The central object of ‘A Sign of Autumn’ in the SMBA is a Baulé mask, a loan from the Tropenmuseum in Amsterdam. The mask came to Vulsma’s attention because of its rich acquisition and exhibition history. Other elements of the exhibition are a series of large-scale Jacquard-woven reproductions of Kuba-textiles and a series of assemblages, combining a selection of stools made in the Congo (probably around the 1930s) with a set of Ray Eames’ Walnut Stools, which were designed in 1960 and which are still industrially produced and commercially distributed today.
Overview of the exhibition ‘Informality’.
With work by Domestic Workers Union / Matthijs de Bruijne / Detour, Doug Fishbone, Kaleb de Groot, Jose Antonio Vega Macotela, Marc Roig Blesa, Rogier Delfos, Senam Okudzeto.

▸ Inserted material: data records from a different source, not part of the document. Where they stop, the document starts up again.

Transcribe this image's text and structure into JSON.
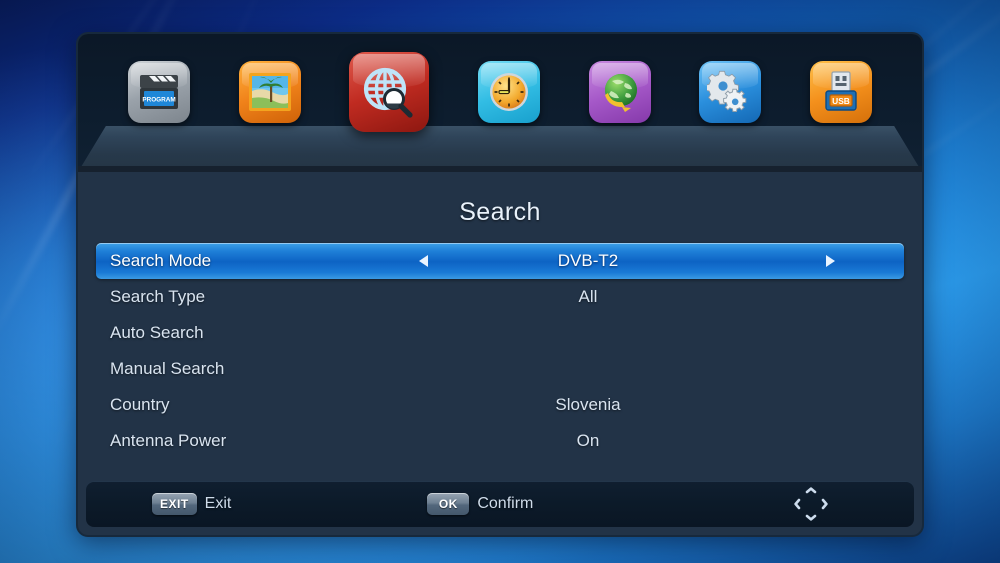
{
  "window": {
    "title": "Search"
  },
  "iconbar": {
    "items": [
      {
        "name": "program-icon",
        "label": "Program",
        "badge": "PROGRAM",
        "selected": false
      },
      {
        "name": "picture-icon",
        "label": "Picture",
        "badge": "",
        "selected": false
      },
      {
        "name": "search-icon",
        "label": "Search",
        "badge": "",
        "selected": true
      },
      {
        "name": "time-icon",
        "label": "Time",
        "badge": "",
        "selected": false
      },
      {
        "name": "system-icon",
        "label": "System",
        "badge": "",
        "selected": false
      },
      {
        "name": "setup-icon",
        "label": "Setup",
        "badge": "",
        "selected": false
      },
      {
        "name": "usb-icon",
        "label": "USB",
        "badge": "USB",
        "selected": false
      }
    ]
  },
  "menu": {
    "rows": [
      {
        "label": "Search Mode",
        "value": "DVB-T2",
        "selected": true,
        "adjustable": true
      },
      {
        "label": "Search Type",
        "value": "All",
        "selected": false,
        "adjustable": false
      },
      {
        "label": "Auto Search",
        "value": "",
        "selected": false,
        "adjustable": false
      },
      {
        "label": "Manual Search",
        "value": "",
        "selected": false,
        "adjustable": false
      },
      {
        "label": "Country",
        "value": "Slovenia",
        "selected": false,
        "adjustable": false
      },
      {
        "label": "Antenna Power",
        "value": "On",
        "selected": false,
        "adjustable": false
      }
    ]
  },
  "footer": {
    "exit_key": "EXIT",
    "exit_label": "Exit",
    "ok_key": "OK",
    "ok_label": "Confirm",
    "navpad_icon": "four-way-arrows-icon"
  },
  "colors": {
    "accent": "#1f80d8",
    "panel_bg": "#223347",
    "iconbar_bg": "#0d1d2e",
    "footer_bg": "#0c1a29",
    "text": "#d9e4f0",
    "text_selected": "#ffffff"
  }
}
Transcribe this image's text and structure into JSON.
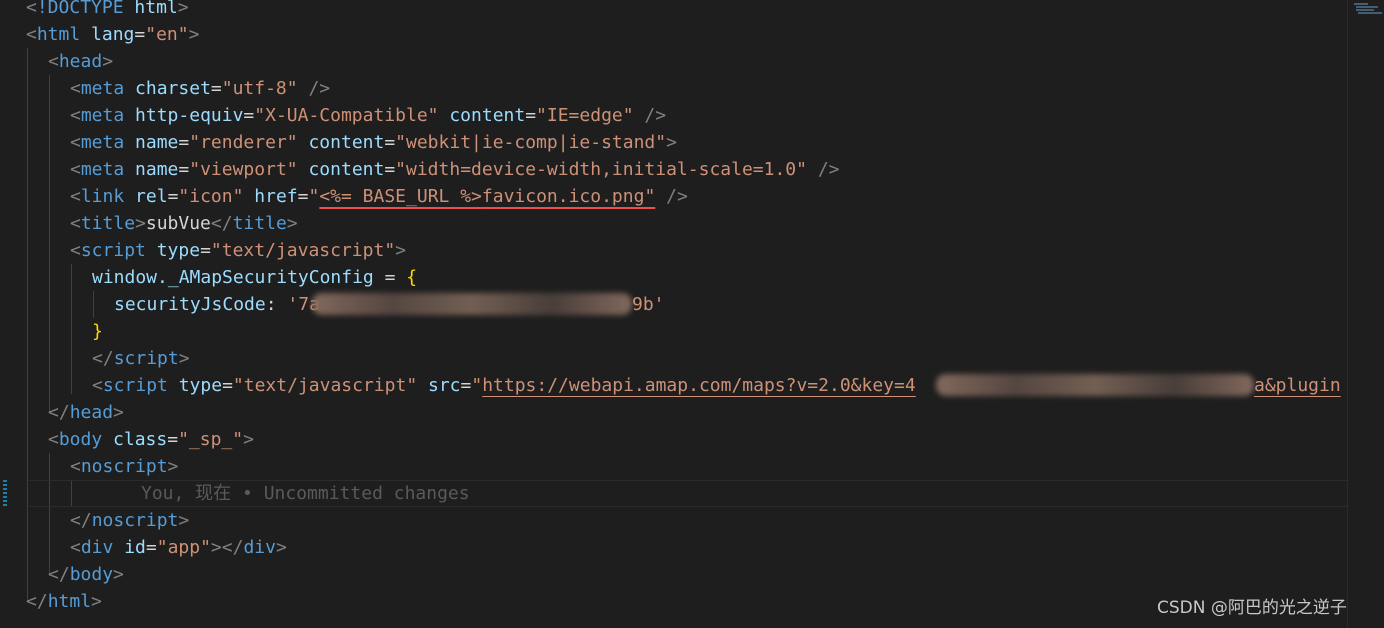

Kaleb de Groot, Cardboard, handmade, from ‘Jan who saw it all’ (Barbara Visser, 2004), 2011.
Domestic Workers Nederland (with Matthijs de Bruijne and Detour), You are so nice! Could you work two more hours today?, 2011. More →
The exhibition ‘Informality’ arises from the increasing attention being given to the role of banks in our economy, and the interest in alternatives to their role. It is also a first reflection on the role of art and artists in an atmosphere of crisis and cuts in cultural funding. The exhibition focuses on informal economy, that part of commercial and the service sector that operates outside of the circuit of formal financial transactions, and examines this phenomenon from the perspective of art, involving certain informal aspects of the art world itself in doing so, including the precarious position of the artist in society.
With work by Domestic Workers Union (Matthijs de Bruijne and Detour), Doug Fishbone, Kaleb de Groot, Jose Antonio Vega Macotela, Marc Roig Blesa, Rogier Delfos, Senam Okudzeto.
Stedelijk Museum Bureau Amsterdam proudly presents the first large-scale solo exhibition by Mounira Al Solh in The Netherlands. Al Solh’s work can be described as an inner conflict with social environments which impose national, cultural and religious identity. In that sense it is a reflection on the social and religious tensions in the country of her birth, Lebanon, which has undergone several civil wars and still occupies a sensitive position in the present eruptions in the Middle East. But here in The Netherlands one’s origins and culture are becoming an increasingly important aspect in social intercourse too. Al Solh approaches this fact with a mixture of autobiographical elements and humour – because how else can one approach censorship, repression, schizophrenia and the discordant culture in which everyone has a role?
A considerable part of the exhibition is devoted to the work of the figure Bassam Ramlawi. Ramlawi is a juice seller in Beirut who has studied art in The Netherlands, and since done portraits of people from around his shop in Beirut. A documentary shows that he is familiar with the oeuvre of Cindy Sherman and with a famous portraitist of the inter-war period, the German artist Otto Dix, but above all he admires the work of the Dutch artist René Daniëls.